Let me also say that the figures that conservative and establishment political scientists often use to deny this are based on the fact that the great majority of congressional elections are non competitive and corporate money often flows to the winning candidate, even if that candidate is a progressive Democrat, in order to influence the candidate on various issues.
Many Americans know that even with the McCain-Feingold law there is no real check on the use of money in U.S. elections. Now that the law itself has been gutted by the Supreme Court, hopefully a progressive Congress will enact serious legislation to establish free and fair elections in the United States and a progressive administration will appoint judges who will sustain such legislation.
As a Monty Python postscript to this new anti-democratic ruling, the Court also voted five to four against an Alaska high school student who was punished by his high school for holding a banner with the words "Bong Hits 4 Jesus" by the school as the 2002 Winter Olympics torch parade went by. Bong Hits 4 Jesus was interpreted by the school as a direct assault on the school's anti-drug use message. Apparently the court didn't see it as "amorphous" in its intent and effect, or any violation of free speech.

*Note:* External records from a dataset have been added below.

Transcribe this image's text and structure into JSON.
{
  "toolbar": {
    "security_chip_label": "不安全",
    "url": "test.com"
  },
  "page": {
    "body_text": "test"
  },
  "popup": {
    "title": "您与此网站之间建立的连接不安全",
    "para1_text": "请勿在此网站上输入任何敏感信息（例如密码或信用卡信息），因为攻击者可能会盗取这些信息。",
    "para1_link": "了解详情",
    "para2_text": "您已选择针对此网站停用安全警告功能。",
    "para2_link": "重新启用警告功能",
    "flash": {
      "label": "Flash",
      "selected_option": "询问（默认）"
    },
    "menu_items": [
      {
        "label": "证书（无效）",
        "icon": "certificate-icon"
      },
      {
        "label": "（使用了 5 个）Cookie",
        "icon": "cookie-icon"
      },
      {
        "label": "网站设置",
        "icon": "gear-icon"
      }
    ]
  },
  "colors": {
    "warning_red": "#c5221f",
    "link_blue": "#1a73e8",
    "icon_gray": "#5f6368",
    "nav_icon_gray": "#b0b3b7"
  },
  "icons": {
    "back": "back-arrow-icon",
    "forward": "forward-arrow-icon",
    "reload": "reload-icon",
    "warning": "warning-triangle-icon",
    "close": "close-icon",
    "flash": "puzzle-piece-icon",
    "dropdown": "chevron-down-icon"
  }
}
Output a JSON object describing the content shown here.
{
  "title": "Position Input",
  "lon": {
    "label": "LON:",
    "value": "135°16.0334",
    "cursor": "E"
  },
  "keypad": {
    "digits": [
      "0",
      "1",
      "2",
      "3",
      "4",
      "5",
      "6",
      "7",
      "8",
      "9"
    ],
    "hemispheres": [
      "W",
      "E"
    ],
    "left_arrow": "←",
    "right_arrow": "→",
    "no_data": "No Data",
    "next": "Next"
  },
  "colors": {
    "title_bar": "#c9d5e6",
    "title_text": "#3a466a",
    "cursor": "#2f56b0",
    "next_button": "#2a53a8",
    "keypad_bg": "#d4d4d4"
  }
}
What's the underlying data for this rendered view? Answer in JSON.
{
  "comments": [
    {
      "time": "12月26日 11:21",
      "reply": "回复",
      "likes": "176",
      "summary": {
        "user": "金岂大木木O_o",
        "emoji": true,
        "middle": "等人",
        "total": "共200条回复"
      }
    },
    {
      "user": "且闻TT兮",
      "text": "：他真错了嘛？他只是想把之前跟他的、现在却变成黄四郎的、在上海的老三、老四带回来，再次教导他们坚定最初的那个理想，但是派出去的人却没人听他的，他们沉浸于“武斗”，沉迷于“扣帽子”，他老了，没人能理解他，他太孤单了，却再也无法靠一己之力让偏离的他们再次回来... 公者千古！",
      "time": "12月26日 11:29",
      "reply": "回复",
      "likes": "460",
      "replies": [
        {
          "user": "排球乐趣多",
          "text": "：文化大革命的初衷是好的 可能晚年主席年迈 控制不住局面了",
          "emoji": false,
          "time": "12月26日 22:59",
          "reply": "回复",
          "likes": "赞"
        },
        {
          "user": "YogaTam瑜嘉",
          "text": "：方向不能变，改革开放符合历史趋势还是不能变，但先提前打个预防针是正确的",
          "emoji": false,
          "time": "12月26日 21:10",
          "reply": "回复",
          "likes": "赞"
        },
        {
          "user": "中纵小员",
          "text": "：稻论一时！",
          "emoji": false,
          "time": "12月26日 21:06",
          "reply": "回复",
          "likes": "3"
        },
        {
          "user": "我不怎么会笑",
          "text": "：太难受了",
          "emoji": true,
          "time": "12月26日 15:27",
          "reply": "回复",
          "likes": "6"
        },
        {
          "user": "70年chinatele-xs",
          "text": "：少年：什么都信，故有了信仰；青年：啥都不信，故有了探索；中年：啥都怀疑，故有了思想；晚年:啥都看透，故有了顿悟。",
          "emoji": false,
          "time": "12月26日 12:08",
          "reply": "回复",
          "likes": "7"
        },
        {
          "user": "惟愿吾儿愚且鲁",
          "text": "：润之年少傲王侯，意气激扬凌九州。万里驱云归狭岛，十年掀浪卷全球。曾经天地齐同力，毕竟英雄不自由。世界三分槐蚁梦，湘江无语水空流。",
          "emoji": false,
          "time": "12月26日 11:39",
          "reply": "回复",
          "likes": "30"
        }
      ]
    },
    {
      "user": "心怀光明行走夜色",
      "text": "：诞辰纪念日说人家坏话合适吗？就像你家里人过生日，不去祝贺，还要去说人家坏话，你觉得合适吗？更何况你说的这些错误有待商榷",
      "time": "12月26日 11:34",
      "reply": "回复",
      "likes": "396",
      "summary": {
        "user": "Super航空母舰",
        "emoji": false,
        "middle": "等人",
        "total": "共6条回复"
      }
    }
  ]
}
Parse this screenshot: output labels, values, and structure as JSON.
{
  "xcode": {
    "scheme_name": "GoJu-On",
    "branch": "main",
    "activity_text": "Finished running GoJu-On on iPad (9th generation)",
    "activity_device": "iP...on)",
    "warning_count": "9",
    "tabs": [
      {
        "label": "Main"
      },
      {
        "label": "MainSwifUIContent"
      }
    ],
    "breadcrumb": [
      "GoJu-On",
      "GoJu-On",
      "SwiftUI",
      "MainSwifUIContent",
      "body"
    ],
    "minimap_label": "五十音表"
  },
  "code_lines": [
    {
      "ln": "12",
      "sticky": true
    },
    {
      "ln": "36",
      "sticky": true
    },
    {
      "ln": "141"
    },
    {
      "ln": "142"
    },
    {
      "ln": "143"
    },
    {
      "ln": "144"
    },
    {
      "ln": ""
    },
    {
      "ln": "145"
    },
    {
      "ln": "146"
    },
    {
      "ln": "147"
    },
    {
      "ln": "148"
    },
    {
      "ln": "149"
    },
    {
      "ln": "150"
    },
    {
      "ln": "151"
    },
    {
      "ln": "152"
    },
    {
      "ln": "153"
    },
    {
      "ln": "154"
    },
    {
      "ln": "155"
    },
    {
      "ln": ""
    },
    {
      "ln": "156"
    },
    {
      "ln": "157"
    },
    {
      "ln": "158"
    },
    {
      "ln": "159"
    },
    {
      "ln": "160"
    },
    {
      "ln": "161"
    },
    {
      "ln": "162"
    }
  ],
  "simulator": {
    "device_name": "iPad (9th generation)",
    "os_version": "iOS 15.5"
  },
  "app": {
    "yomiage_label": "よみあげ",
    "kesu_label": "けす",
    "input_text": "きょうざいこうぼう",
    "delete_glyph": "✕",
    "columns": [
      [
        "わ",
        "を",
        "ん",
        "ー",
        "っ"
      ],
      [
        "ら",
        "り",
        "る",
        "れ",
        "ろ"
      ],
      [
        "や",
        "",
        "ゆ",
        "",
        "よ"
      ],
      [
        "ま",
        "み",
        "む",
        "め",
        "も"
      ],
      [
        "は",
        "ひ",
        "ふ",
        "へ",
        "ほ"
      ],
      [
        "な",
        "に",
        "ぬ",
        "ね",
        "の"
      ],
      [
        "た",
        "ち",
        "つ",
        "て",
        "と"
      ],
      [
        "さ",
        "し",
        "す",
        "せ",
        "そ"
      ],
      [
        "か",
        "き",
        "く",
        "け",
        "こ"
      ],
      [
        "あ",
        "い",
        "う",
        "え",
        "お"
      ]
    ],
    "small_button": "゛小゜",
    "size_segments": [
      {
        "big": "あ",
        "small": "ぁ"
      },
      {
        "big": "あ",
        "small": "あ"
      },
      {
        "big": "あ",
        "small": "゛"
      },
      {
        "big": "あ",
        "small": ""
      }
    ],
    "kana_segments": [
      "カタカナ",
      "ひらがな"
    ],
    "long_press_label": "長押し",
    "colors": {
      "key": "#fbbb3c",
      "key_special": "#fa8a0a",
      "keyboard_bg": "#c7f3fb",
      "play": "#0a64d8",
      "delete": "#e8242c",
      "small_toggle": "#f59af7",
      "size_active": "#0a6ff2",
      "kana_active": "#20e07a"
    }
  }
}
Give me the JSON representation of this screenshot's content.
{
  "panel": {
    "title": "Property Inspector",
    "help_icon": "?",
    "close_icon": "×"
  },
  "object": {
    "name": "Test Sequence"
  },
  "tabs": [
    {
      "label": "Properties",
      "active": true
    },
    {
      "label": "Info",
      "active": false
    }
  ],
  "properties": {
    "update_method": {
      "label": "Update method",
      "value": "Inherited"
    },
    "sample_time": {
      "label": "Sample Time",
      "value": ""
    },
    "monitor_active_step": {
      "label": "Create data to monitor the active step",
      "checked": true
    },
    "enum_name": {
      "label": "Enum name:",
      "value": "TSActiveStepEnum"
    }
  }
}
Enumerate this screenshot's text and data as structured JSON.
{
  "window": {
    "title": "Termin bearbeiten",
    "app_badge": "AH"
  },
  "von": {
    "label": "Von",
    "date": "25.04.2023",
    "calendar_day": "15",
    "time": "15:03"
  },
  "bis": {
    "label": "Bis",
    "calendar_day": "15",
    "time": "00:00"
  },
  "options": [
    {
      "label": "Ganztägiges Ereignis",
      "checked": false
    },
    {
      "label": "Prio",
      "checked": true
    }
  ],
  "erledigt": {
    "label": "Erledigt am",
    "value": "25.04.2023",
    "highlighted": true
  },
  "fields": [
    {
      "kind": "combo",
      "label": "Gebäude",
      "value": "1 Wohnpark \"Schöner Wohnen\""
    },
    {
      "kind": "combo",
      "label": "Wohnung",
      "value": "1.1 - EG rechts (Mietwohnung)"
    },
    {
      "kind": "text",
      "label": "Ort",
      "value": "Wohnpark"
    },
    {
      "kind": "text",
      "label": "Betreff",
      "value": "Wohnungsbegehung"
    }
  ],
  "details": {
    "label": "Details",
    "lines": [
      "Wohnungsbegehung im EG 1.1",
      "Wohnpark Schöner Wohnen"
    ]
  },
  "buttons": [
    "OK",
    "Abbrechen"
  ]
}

The Alaska high school was represented by Kenneth Starr, that stirling representative of freedom who took the gossip provided him by Linda Tripp to intimidate with a threat of a long prison sentence Monica Lewinsky into testifying before a Congressional Committee in great detail about her sexual relationship with Bill Clinton which then served as the basis for the attempt to impeach Clinton for activities that had nothing to do with his role as president or even the question that Starr was initially assigned to investigate, that is, the Clinton's involvement many years earlier in the Whitewater Savings and Loan Bank affair.
Starr of course is very much in sync with this court and where its 5-4 majority appears to be going. The Court has told us that we should "err" on the side of free speech when it comes to an expensive television ad aimed at mobilizing anti-abortion voters to reject a Wisconsin Senator, since their motives are really unclear, but a teen-ager raising a banner, "Bong Hits 4 Jesus" outside a school aimed at a passing parade has no first amendment speech or assembly rights because that banner is interpreted as an attack on the school's drug policy I don't know how many people watching the Olympic torch understood the meaning of Bong Hits 4 Jesus as pro Drug. I certainly don't. I might even think that the percentage was much smaller than the percentage of Wisconsin TV viewers who understood that Wisconisn Right to Life's ad was a campaign ad against Senator Feingold. But these are not questions that concern this court.
Leadbelly used to sing a song that went "bourgouis democracy democracy for the bourgeoisie, it ain't democracy for you and me." Even though the Supreme Court might support his arrest for singing that in front of an Alaska high school if he were a student there, they went a long way to proving his point today by defining "free speech" speech as speech which is considered "free" both because of its content and also the ability of those who present it to pay for it in mass media.